Thousands of consumers expecting a Barbie or Hot Wheels computer this holiday are doubly out of luck--they won’t get their PC and they might never get back the $700 to $1,000 they paid for it either.

Patriot Computer, a Canadian manufacturer and former Mattel Inc. licensee, fired its 200 employees and filed for bankruptcy Dec. 7, with about 3,100 Barbie and Hot Wheels orders still outstanding, said a Mattel spokeswoman.

But those buyers, along with about 400 customers waiting for other Patriot products, are considered unsecured creditors of the company and therefore have low priority among other entities also seeking payment from the Ontario, Canada-based company.


“Although they have been paid for, [computer orders] will go unfilled and, due to the financial condition of the company, there can be no refunds,” said a statement by bankruptcy trustee KPMG Inc., which suggested customers contact their credit card companies to see if they have any other recourse.

Mattel, in the uncomfortable position of having its brand names on products it doesn’t make or sell, sent each computer buyer a $100 gift certificate good for anything at Toys R Us.

“We honestly sympathize,” said Mattel’s Lisa Marie Bongiovanni. “It’s frustrating for the customers and it’s frustrating for us. Those are our brands and we wanted to take the extra step of reaching out to those customers.”

The Patriot products were available in the U.S. on Patriot’s Web site and through mail-order offers. Neither Patriot nor its bankruptcy trustee in Toronto could be reached for comment.

In its statement, KPMG said Patriot’s problems are a result of an expected investment that fell through. Patriot disclosed this fall that it would receive $24 million as a result of a recapitalization and private placement of shares, KPMG said.

“The equity infusion did not occur and Patriot ultimately became unable to meet its obligations to its creditors and customers,” KPMG said.

El Segundo-based Mattel licensed its famous brand names to the computer maker in June 1999 and began having problems soon thereafter. Last year before Christmas, Patriot was facing mounting cancellations after the company said problems with a power-supply part from Asia would cause production delays.

The flower-covered Barbie PC was supposed to encourage girls to feel comfortable with computers. Some critics objected to what they viewed as stereotypically gender-specific colors and programs.
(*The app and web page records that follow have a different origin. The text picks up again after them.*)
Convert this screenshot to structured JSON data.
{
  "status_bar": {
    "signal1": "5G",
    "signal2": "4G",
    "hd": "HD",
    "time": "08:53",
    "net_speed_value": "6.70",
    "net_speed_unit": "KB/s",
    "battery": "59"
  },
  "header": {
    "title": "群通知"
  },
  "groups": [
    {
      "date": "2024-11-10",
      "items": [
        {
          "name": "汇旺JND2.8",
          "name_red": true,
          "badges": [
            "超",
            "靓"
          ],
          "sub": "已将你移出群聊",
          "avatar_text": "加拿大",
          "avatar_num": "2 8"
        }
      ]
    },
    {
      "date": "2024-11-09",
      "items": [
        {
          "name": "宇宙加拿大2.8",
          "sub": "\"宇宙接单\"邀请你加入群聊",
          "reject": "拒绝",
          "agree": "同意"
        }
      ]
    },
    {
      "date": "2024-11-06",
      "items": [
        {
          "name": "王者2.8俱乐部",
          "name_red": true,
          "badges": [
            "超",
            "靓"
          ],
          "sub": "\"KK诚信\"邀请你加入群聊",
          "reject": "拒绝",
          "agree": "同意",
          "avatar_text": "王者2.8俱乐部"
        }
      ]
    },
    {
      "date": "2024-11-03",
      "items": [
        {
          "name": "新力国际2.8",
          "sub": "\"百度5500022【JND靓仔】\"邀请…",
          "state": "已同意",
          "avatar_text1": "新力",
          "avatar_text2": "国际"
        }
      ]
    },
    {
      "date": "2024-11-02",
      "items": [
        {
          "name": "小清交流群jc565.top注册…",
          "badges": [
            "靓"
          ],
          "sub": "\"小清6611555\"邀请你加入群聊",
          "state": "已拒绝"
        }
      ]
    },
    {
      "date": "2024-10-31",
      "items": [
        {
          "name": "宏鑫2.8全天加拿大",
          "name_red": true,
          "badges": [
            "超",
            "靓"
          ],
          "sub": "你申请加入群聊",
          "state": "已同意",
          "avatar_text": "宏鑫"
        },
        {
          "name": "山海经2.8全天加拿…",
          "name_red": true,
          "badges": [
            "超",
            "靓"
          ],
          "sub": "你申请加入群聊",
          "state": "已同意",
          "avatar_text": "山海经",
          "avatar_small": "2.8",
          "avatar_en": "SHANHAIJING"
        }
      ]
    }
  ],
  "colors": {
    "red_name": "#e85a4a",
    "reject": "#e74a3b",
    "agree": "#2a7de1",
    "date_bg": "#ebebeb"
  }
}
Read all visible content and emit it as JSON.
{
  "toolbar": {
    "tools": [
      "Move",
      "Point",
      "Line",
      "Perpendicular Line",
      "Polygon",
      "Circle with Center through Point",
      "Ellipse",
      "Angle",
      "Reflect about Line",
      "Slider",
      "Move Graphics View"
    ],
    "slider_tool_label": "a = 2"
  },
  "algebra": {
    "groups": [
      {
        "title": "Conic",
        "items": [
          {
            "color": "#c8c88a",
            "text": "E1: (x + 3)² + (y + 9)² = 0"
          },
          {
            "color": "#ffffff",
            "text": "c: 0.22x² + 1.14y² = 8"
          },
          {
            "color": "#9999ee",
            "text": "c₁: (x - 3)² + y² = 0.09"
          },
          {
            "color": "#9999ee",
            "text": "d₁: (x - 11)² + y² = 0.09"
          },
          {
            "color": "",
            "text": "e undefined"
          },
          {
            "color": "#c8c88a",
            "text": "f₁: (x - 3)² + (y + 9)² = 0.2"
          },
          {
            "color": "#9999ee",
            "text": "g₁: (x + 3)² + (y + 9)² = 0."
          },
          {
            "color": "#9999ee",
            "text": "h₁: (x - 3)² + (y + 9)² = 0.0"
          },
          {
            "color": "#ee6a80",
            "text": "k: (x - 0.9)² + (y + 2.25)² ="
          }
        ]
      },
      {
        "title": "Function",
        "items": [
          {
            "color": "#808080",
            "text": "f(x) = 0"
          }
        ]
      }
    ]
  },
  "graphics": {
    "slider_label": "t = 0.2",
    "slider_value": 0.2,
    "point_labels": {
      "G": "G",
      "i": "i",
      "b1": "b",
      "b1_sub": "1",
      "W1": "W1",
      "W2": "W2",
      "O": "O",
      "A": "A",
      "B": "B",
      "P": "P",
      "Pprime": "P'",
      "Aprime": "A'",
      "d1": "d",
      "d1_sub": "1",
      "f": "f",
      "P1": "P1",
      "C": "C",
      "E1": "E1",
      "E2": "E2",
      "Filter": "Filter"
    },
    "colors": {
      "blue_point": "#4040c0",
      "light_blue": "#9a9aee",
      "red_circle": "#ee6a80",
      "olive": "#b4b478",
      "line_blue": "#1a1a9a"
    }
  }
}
Barbie’s PC included such programs as “Barbie Cool Looks Fashion Designer,” “Barbie Riding Club,” and “The Ultimate Writing and Creative Center.”

The Hot Wheels models included “Math Workshop,” “Myst” and “The Oregon Trail: Pioneer Adventures,” among others.